In addition to the plain jig heads I will retain the ones rigged up with spinnerbait arms - jig spinners - or more likely a selection of unrigged arms ready to be added to jigs if I feel the urge for a bit more vibration. Blades on these are usually kept pretty small both to reduce the lift in order to keep the lures deep. I always think of jig-spinners more as jigs than spinnerbaits, almost always using them to fish tight to the bottom rather than for off bottom presentations. This is the way they have worked best for me, at any rate. I don't see the blade as the primary attraction, but more of a little bit extra - the icing on the cake so to speak.

Although they have never really lived up to their early promise for me, I'll still keep a hold of a handful of larger jig spinners rigged up with nine-inch shads. Maybe it's because they are pigs to cast that I haven't done as well as I might on these lures. Regular tangling tends to put you off a lure. But they have also caught when trolled, so maybe that's where their future lies. Two or three should be enough for now - they are easy enough to make up if I need more!

Sorting out my topwaters will be fairly easy. The Jitterbugs and Creepers can be dispensed when it comes to surface crawlers as I have never done any good at all on them. All I need are a couple or three Hawg Wobblers! Hawg Wobblers are by far the most successful surface crawler I have used. Fished fast they can draw pike out, and slowed down they catch them!
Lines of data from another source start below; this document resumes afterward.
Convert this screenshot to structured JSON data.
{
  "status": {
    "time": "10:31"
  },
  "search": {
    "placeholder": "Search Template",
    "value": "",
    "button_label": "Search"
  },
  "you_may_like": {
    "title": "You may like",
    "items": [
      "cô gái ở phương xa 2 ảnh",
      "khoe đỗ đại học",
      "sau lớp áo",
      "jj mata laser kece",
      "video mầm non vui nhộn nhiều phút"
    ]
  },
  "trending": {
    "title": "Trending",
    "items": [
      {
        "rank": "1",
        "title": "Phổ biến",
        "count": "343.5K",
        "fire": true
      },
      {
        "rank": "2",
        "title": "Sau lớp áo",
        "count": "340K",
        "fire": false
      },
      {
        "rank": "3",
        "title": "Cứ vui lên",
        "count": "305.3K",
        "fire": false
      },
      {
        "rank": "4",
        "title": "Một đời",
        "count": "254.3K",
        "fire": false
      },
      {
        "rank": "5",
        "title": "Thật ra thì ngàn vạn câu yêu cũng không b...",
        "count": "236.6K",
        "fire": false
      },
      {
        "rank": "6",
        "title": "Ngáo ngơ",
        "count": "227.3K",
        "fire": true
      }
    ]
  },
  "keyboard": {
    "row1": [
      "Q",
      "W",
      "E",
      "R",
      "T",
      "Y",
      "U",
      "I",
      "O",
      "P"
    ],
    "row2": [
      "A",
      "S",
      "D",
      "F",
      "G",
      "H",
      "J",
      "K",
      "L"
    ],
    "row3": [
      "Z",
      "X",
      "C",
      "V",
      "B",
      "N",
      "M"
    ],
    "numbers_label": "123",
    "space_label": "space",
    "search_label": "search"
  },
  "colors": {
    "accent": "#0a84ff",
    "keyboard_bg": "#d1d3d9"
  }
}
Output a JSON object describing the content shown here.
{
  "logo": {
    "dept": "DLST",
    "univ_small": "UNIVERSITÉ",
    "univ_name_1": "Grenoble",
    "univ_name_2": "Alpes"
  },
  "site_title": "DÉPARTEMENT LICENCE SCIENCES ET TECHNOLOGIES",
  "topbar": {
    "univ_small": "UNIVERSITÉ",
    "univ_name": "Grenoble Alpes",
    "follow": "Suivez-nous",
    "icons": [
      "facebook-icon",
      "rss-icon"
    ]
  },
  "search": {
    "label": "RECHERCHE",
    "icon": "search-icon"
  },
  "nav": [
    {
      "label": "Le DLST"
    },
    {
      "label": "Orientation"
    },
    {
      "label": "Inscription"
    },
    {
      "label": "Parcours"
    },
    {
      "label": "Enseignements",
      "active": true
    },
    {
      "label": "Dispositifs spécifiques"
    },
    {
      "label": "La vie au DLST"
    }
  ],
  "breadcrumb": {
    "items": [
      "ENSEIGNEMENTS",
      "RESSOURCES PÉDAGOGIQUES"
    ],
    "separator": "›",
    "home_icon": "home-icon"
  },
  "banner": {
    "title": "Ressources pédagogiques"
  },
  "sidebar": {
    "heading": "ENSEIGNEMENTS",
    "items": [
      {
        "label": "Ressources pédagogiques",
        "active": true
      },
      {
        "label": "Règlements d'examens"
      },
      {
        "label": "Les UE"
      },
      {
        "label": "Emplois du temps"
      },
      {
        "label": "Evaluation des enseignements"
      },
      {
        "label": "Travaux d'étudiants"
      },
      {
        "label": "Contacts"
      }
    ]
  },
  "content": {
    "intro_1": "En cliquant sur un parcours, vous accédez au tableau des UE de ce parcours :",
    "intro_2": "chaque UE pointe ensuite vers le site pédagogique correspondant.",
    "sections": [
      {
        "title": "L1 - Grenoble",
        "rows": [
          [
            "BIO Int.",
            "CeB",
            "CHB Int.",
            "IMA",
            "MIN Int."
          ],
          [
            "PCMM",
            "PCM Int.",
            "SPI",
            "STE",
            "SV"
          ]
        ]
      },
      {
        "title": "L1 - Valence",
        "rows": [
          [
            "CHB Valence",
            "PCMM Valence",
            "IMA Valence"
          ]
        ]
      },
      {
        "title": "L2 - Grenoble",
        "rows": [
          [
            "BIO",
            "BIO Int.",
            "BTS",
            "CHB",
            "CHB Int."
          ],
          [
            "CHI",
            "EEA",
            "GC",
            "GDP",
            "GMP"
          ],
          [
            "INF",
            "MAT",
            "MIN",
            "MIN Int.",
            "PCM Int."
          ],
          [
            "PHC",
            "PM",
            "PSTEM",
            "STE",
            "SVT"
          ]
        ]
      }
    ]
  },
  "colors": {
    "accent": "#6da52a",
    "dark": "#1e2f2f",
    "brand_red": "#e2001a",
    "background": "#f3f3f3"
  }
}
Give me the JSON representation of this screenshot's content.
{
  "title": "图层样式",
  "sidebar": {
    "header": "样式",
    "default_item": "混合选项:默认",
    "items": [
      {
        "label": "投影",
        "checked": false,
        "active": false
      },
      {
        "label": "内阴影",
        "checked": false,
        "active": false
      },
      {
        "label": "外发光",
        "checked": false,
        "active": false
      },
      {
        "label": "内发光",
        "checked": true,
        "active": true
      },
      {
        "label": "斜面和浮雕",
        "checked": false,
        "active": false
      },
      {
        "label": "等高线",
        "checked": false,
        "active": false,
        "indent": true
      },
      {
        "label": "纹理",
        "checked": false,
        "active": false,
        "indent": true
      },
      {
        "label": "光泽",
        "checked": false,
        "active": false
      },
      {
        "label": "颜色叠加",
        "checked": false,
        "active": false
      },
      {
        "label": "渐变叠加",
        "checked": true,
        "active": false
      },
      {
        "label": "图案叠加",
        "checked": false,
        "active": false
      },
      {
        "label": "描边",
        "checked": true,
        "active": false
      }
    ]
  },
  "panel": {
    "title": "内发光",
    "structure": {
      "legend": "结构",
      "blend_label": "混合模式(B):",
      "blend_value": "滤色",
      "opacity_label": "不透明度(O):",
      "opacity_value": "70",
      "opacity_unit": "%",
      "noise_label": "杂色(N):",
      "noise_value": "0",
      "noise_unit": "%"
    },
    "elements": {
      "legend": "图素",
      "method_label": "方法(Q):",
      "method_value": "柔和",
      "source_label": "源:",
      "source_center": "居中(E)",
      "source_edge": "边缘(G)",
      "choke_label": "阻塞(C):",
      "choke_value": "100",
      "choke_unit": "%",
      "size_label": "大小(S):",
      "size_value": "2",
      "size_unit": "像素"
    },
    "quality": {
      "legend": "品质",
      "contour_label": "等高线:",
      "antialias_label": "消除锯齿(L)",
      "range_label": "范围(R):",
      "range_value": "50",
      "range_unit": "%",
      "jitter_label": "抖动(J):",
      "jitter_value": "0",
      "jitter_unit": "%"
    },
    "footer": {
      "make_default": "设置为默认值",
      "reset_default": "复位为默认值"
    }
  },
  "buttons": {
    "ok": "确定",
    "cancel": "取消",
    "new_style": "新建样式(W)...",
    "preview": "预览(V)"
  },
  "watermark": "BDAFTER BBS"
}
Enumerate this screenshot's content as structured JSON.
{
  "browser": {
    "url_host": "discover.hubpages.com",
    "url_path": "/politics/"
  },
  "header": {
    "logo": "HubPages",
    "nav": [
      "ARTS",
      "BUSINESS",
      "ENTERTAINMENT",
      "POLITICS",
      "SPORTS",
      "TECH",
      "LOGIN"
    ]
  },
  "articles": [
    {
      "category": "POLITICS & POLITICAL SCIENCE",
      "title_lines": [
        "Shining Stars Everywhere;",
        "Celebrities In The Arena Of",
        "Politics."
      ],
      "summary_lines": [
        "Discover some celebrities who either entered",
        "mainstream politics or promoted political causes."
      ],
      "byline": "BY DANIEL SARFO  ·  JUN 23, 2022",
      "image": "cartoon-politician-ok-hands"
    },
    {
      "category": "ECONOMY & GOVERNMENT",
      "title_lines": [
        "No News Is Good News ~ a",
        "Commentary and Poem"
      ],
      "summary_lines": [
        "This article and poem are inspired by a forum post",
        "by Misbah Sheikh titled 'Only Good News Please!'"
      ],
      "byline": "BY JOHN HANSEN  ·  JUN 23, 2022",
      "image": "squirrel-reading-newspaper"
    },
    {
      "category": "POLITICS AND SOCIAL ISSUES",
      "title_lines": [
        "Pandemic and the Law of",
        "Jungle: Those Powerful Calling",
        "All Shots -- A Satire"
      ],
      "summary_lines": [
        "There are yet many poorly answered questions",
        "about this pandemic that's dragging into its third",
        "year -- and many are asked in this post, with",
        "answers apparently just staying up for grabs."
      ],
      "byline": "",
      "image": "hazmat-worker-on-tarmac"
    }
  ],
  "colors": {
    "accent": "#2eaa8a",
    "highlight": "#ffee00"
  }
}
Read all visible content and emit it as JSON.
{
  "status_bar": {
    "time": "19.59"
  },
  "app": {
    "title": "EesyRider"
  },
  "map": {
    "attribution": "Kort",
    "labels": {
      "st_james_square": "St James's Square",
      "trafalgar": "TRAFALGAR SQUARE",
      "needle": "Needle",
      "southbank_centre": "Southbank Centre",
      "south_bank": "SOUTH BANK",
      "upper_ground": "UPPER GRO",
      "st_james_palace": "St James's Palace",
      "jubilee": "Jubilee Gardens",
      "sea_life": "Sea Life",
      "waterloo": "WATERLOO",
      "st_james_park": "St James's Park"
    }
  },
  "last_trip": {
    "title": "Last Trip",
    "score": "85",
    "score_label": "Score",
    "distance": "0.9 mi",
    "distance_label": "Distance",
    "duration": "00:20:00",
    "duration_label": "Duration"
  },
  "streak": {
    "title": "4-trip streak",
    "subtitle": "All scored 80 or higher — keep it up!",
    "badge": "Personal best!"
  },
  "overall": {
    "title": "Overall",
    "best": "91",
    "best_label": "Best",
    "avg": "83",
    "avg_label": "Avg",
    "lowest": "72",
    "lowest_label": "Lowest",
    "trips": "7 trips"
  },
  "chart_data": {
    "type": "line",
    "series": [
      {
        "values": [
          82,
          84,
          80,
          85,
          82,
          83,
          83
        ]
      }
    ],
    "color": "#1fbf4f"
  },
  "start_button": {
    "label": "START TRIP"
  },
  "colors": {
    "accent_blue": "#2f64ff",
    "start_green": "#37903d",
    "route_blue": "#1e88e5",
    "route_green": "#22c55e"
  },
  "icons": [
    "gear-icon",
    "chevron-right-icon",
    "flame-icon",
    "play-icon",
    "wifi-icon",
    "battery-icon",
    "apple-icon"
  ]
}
Like all topwaters their use should not be restricted to shallow water, pike will hit surface lures over deeper water than you might think, especially if visibility is good.

A one-off surface bait I'll be hanging on to is one which Dave Scarff carved for me that I called the Dicer. There aren't many commercially available surface poppers in a reasonably pikey size, and certainly few (if any) which can also be crawled. Not a lure I have used a lot of late as surface fishing has been poor for me over the last two or three years, but one that has produced the goods in the past and so gets saved. I'll also hang on to my one and only Bucher TopRaider. Not because it has caught me loads of pike, I have never had a sniff on the damned thing, but I know tail spin surface lures do catch pike for other people, so I'd be a fool not to keep one - just in case! They can be helpful search lures, so worth saving for that alone.

Walk-the-dog stickbaits, on the other hand, are a crucial surface bait type, so my two Giant Jackpots will be kept. In fact a Jackpot and a Hawg Wobbler would be more than enough surface lures for me. For some reason my fire tiger Jackpot has caught far more pike than the black one, but my guess is that's because I throw it more often. And I throw it a lot because it catches! I'll also hang on to my original Dave Scarff Top Doctors - partly because Dave made them, but also because they catch. Their action is very similar to the Jackpot but I feel they might have the edge when it comes to hooking pike, as they are much slimmer. Both of these lures cast like bullets and are therefore useful if you have to cast a long way to reach pike - on the shallows in spring say - or to keep encroaching anglers or boats away from your swim. Chuck a 'Doctor at an approaching boat and its occupants should get the message with a bit of luck!

In Part 2 I look at my essential jerkbaits.

(This article first appeared on in Pike and Predators - May 2005 on this site April 2006)